The American militay effort there had been half assed there….
Fighting the Taliban against a ‘democratic’ Governm,ent in that country that was corrupt and heavily dependant on America , and towards the end not really popular with the people of the country….
President Biden , to the amazement of the US and NATO General’s followed thru with Trump’s effort to leave the country….
Told his military to pack up and leave ….
The move turned out to be a messy embarrassment for Biden and West (And the Military) that Biden’s poll number have not recovered form and one might say has caused Biden foreign affairs angst from Russian and China….
But it’s still notable that one of the prominent figures speaking out now is General Kenneth “Frank” McKenzie, who oversaw the American departure as the head of the U.S. Central Command. He retired in April 2022.
In a pair of interviews with NPR’s Mary Louise Kelly and Politico’s Lara Seligman, McKenzie blamed every administration from 2001 onward for mismanaging the conflict and said he would have kept 2,500 American troops on the ground “indefinitely.”
McKenzie told Kelly the United States lost its way in Afghanistan, cited specific things the United States should have done differently last year, and seemingly called out Biden and Defense Secretary Lloyd Austin.

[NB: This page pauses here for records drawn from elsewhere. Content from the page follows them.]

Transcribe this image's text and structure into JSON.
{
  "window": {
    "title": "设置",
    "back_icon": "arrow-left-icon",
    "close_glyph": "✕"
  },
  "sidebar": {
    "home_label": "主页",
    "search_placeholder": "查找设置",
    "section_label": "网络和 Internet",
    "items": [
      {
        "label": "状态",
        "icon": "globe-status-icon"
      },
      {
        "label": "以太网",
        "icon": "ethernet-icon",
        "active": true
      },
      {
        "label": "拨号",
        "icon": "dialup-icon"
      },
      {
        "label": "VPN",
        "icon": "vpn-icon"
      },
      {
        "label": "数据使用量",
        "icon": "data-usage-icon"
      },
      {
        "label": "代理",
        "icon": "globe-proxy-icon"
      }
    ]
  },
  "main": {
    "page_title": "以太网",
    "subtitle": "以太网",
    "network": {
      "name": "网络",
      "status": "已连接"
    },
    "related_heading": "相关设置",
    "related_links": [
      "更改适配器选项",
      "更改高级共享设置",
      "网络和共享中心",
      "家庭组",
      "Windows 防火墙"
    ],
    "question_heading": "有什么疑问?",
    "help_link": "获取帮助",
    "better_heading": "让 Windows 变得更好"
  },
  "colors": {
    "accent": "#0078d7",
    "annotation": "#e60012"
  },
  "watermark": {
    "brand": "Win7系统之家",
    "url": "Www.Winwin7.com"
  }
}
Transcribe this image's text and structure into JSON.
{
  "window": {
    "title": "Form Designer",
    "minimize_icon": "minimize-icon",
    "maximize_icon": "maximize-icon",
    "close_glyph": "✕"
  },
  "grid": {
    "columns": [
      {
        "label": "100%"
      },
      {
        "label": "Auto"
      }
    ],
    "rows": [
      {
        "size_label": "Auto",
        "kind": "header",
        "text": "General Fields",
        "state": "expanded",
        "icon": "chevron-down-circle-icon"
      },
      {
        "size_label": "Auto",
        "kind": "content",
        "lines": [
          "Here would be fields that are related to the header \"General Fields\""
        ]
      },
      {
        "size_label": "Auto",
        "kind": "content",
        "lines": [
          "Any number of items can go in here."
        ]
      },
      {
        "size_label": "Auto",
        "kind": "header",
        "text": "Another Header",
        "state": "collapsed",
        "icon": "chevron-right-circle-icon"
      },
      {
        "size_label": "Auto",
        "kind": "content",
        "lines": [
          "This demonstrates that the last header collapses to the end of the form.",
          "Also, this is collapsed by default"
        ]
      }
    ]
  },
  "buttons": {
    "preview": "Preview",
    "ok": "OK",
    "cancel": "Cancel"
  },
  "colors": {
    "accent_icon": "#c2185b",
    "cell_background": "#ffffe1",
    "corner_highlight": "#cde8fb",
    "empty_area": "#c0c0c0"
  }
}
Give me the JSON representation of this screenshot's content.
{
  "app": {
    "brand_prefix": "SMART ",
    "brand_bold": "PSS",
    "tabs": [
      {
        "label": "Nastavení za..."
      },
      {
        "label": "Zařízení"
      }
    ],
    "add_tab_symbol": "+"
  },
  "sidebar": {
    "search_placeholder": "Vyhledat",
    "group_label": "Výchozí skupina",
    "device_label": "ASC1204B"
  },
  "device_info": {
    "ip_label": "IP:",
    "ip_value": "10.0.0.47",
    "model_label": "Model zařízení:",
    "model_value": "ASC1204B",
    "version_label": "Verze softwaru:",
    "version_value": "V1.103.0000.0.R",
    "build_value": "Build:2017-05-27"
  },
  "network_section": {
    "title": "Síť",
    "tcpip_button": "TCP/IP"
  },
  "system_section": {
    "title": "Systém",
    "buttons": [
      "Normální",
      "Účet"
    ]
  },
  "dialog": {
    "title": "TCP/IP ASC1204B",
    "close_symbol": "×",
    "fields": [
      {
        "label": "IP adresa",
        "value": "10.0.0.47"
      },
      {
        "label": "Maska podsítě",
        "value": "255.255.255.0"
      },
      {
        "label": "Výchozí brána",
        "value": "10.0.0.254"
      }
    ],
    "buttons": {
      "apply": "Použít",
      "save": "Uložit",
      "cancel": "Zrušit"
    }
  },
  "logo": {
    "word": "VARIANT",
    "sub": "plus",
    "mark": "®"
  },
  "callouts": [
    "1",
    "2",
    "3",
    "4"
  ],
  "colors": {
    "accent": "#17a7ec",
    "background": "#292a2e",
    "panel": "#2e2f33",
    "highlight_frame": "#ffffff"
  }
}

- The withdrawal, completed Aug. 31, had three significant setbacks. Not all Americans who wanted to leave got out. A terrorist attack at Kabul airport killed 13 U.S. troops and scores of Afghans. And many locals who partnered with American forces over 20 years of war against the Taliban were left behind in a country controlled by that Islamist group.
Over the long term, the chief question is whether the United States can prevent the country from once again becoming a haven for terrorists eager to strike America or its allies.
“We got well over 120,000 people out. And that’s the good news story,” McKenzie told NPR. But leaving Afghans behind was “the bad news story” that “still haunts me to this day.”
“They had every expectation that we would bring them out,” he said. “We did not, and we were unable to do that.”
The withdrawal was a signature Biden campaign issue in 2020. And he declared in a February interview that year with Margaret Brennan of CBS he believed the United States would have “zero responsibility” for what happened on the ground after withdrawing….
Here’s what McKenzie identified to NPR as things that went wrong with the withdrawal:
- Difficulties processing those who wanted to leave. “It took a while, frankly, for our consular officials to get there in the numbers needed to handle the press of people that were outside” the airport, said McKenzie.
- “We should have begun to bring people out much earlier, rather than waiting until the very end,” he said. “And that would have been in the Spring, even, we should have begun to do that…
In his broader diagnosis of the war, McKenzie identified a kind of mission creep, as the initial goal of hunting down Osama bin Laden after 9/11 and leaving al-Qaeda unable to attack America swelled into an effort to impose a kind of government that couldn’t take root there.
- “I don’t believe Afghanistan is ungovernable,” he said. “I believe Afghanistan is ungovernable with the Western model that [was] imposed on it … We lost track of why we were there, and we did not keep the main thing the main thing.”
The chain of command responsible for that stretches back two decades. And while Biden has affirmed that U.S. officials lied about the way the war was going, the United States doesn’t really have the culture or infrastructure required for that kind of mass accountability….